The BBC threw out its 3D channels within a year of their unveiling, and ESPN did the same with its 3D channel, though they did suggest that it would return “if or when 3D does take off.”
ValueWalk's Raul Panganiban interviews JP Lee, Product Managers at VanEck, and discusses the video gaming industry. Q4 2020 hedge fund letters, conferences and more The following is a computer generated transcript and may contain some errors. Interview With VanEck's JP Lee ValueWalk's ValueTalks ·
Skype preparing to offer 3D video calls
That, however, has not deterred Microsoft Corporation (NASDAQ:MSFT)’s Skype from looking into the possibility of 3D video calling. The popular video calling and instant messaging platform is prepared to offer the 3D format “in a few years,” when camera and capture technology makes it prudent to do so. This, according to Microsoft’s Skype vice president Mark Gillett, could also take “many years.”
“We’ve done work in the labs looking at the capability of 3D-screens and 3D-capture,” the senior executive commented. “We’ve seen a lot of progress in screens and a lot of people now buy TVs and computer monitors that are capable of delivering a 3D image. But the capture devices are not yet there.”
Mark Gillett explains Skype’s research and development
Gillet went on to explain that Skype’s research and development teams have done quite a bit of work “in the lab” and “know how to make it work.” The reason that its presently not possible is simple: in order for 3D video calling to work there needs to be multiple cameras integrated into computer systems. Additionally, these cameras need to be precisely calibrated and fixed to correct angles to obtain the images necessary.
While Gillet showed a foresight in Skype’s thinking, all in all it’s a non-starter.
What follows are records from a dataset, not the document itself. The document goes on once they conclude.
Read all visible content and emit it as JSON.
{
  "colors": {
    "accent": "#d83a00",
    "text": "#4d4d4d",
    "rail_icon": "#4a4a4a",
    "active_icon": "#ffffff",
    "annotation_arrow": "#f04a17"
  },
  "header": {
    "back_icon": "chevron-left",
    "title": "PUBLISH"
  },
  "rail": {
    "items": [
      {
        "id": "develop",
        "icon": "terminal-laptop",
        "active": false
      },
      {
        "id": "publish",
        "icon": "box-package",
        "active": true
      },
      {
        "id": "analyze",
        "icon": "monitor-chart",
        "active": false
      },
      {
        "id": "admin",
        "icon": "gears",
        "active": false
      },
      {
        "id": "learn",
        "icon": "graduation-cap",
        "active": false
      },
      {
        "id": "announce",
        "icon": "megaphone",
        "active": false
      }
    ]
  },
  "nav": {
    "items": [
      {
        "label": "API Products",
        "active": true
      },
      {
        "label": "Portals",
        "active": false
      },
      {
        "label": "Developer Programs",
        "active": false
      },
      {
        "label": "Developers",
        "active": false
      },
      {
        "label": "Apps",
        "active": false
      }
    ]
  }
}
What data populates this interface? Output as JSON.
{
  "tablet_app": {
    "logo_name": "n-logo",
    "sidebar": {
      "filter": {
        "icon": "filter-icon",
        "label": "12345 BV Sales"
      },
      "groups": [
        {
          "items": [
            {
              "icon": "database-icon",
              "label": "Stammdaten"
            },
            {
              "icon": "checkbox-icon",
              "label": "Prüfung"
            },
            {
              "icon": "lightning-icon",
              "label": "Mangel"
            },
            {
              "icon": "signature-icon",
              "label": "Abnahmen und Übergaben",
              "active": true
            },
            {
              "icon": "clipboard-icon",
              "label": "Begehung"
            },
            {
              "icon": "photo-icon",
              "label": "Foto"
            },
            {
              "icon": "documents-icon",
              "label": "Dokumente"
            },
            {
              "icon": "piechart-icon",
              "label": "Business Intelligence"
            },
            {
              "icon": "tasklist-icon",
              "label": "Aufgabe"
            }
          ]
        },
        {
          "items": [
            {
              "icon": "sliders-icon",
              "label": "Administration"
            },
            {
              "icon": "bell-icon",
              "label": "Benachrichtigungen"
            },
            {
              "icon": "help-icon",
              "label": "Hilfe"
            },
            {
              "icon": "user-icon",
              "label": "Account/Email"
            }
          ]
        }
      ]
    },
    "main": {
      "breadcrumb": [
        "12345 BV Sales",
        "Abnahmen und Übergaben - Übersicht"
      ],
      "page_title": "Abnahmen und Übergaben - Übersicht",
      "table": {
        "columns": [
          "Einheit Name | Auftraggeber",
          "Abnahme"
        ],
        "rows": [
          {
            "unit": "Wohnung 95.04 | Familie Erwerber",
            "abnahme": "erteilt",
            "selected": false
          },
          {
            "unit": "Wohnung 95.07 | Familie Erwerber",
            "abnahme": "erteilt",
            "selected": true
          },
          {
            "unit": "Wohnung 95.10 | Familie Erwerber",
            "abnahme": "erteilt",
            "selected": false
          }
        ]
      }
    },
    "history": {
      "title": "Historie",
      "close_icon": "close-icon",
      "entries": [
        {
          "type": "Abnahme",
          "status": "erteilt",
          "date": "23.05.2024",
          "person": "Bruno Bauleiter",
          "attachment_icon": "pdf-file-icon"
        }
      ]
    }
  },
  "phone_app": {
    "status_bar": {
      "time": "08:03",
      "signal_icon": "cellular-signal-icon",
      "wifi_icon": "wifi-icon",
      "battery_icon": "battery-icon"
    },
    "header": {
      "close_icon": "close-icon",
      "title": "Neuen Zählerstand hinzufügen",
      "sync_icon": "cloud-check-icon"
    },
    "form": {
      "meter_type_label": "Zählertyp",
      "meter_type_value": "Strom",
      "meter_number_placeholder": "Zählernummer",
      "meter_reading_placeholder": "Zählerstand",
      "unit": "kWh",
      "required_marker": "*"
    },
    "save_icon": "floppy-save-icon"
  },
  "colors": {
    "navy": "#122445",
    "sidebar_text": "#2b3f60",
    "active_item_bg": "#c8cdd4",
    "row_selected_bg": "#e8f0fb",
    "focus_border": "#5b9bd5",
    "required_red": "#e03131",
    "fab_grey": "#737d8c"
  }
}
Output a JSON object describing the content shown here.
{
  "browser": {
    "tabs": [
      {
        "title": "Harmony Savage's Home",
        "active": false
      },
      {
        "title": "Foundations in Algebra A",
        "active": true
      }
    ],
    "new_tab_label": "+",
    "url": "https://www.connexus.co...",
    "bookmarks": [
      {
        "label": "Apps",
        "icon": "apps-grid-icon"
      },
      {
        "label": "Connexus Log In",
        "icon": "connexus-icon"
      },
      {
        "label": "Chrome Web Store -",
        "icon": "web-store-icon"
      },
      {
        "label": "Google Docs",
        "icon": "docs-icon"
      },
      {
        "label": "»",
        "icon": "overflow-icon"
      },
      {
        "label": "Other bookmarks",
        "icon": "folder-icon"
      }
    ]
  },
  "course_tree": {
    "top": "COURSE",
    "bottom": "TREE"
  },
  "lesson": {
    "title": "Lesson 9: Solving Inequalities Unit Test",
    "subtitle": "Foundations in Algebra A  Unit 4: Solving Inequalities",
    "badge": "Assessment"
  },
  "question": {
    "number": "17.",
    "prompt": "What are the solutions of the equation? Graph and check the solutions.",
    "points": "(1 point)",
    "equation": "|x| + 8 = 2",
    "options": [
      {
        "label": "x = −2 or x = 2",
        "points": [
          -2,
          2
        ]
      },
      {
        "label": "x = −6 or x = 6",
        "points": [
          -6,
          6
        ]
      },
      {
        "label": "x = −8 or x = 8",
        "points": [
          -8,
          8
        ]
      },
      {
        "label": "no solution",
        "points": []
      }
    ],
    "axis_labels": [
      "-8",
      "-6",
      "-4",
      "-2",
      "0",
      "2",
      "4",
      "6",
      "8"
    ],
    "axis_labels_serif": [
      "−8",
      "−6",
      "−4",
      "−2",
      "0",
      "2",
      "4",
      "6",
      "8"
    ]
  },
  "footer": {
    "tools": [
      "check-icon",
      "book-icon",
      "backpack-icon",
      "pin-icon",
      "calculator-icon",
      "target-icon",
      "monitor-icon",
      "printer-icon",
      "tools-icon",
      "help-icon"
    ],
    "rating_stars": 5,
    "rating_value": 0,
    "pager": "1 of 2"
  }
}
Somewhat surprisingly, however, given recent suggestions to the contrary, Gillet still believes that 3D viewing will begin to permeate people’s lives in the near future.
“You’ll see much more penetration of 3D on TVs, on computers and ultimately in smartphones, probably, ahead of seeing it for sending a video call,” Gillet admitted.